If throwing kale into a salad isn’t your thing, try making kale chips by mixing a couple of handfuls with a tablespoon of olive oil and baking in the oven until crispy, or blending into a smoothie.
As a dietitian, I like to debunk the myth with my clients that romaine (and iceberg) lettuce doesn’t have nutritional benefits. In fact, romaine lettuce, and other leaf lettuces, contain serious amounts of vitamin A, potassium, and fiber. And because romaine lettuce is so well-liked, accessible, and affordable, it is the easiest “gateway” green to recommend increasing in our diets. Romaine lettuce comes in at under 10 calories a cup and this is especially helpful with keeping weight in check as body weight becomes harder to stabilize after 50 years old. Try using romaine lettuce as a wrap or boat for your next spring roll or taco.
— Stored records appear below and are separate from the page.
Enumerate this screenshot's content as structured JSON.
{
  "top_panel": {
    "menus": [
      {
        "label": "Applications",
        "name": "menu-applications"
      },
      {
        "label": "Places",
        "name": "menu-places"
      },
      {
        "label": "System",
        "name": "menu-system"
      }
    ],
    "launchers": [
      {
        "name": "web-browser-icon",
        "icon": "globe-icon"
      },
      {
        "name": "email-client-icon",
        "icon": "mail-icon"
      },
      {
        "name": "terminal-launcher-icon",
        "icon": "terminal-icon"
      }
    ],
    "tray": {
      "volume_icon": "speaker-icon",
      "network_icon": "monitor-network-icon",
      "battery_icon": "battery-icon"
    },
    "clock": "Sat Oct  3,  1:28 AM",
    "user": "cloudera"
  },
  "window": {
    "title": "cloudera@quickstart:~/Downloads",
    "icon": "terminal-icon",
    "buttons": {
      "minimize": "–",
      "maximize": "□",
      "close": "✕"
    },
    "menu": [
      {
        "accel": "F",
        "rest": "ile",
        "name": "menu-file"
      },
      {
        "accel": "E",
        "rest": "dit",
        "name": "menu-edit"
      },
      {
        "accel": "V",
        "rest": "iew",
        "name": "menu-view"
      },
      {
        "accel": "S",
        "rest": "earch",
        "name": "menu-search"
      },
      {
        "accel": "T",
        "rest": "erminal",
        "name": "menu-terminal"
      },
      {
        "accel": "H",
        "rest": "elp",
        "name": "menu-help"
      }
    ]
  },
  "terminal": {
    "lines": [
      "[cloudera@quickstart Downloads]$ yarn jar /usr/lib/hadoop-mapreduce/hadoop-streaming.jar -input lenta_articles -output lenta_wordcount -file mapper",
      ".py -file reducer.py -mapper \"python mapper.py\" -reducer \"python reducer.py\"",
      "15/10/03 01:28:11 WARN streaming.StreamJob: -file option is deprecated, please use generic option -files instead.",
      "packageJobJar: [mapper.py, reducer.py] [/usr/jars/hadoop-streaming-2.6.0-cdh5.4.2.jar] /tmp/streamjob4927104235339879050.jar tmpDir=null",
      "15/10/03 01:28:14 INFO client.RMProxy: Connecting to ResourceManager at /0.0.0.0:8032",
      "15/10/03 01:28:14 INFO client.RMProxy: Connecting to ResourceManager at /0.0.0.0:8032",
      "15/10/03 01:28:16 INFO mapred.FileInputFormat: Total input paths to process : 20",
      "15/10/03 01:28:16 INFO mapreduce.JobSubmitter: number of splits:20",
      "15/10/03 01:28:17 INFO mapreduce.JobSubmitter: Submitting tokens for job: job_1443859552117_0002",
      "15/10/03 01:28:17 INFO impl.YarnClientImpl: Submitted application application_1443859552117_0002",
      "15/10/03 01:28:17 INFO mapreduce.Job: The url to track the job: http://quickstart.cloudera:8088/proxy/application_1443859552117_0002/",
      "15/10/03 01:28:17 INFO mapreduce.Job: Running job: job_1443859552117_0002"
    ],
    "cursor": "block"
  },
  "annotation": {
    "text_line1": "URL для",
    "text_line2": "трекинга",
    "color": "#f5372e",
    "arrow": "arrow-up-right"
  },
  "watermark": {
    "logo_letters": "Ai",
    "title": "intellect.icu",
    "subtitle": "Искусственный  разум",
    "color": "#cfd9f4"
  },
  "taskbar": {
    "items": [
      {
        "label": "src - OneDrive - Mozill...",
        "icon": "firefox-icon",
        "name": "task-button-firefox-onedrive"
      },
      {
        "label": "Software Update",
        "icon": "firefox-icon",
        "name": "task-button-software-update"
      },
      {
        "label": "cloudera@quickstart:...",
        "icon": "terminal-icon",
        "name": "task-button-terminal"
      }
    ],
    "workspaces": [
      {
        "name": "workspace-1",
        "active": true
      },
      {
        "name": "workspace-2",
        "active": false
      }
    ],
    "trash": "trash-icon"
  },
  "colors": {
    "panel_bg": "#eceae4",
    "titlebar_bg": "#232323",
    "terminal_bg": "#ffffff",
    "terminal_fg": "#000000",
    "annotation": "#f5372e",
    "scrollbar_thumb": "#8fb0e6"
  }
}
Osteoarthritis is the most common chronic joint disease, and it’s estimated that 40 percent of people over 65 have some type of osteoarthritis. An anti-inflammatory style of eating is the best dietary approach to protecting our joints. Broccoli is a vegetable that is included in this eating pattern and contains a compound called glucosinolate. Some research, like this randomized controlled trial published in 2017 in Scientific Reports, has found glucosinolates can prevent cartilage destruction, thus protecting joints. Increase broccoli intake by dunking it in a ranch dip as a snack solution or mixing it in with your next macaroni and cheese.
The last vegetable to make the list is Swiss chard. Dark leafy greens are called out in the “Mediterranean-DASH Intervention for Neurodegenerative Delay” (MIND) diet as a food to have every day. The MIND diet is rooted in eating patterns found in the DASH and Mediterranean Diet, with additional emphasis on foods that have been linked to better cognitive function and delayed cognitive decline. A randomized controlled trial manuscript of the MIND diet published in Contemporary Clinical Trials in 2021 confirms that dark leafy greens are a core piece of the MIND diet that are likely protective against the age-related disease Alzheimer’s dementia. Swiss chard does can be a welcomed addition to a stir-fry or mixed into your next soup recipe.
Molly Hembree, MS, RD, LD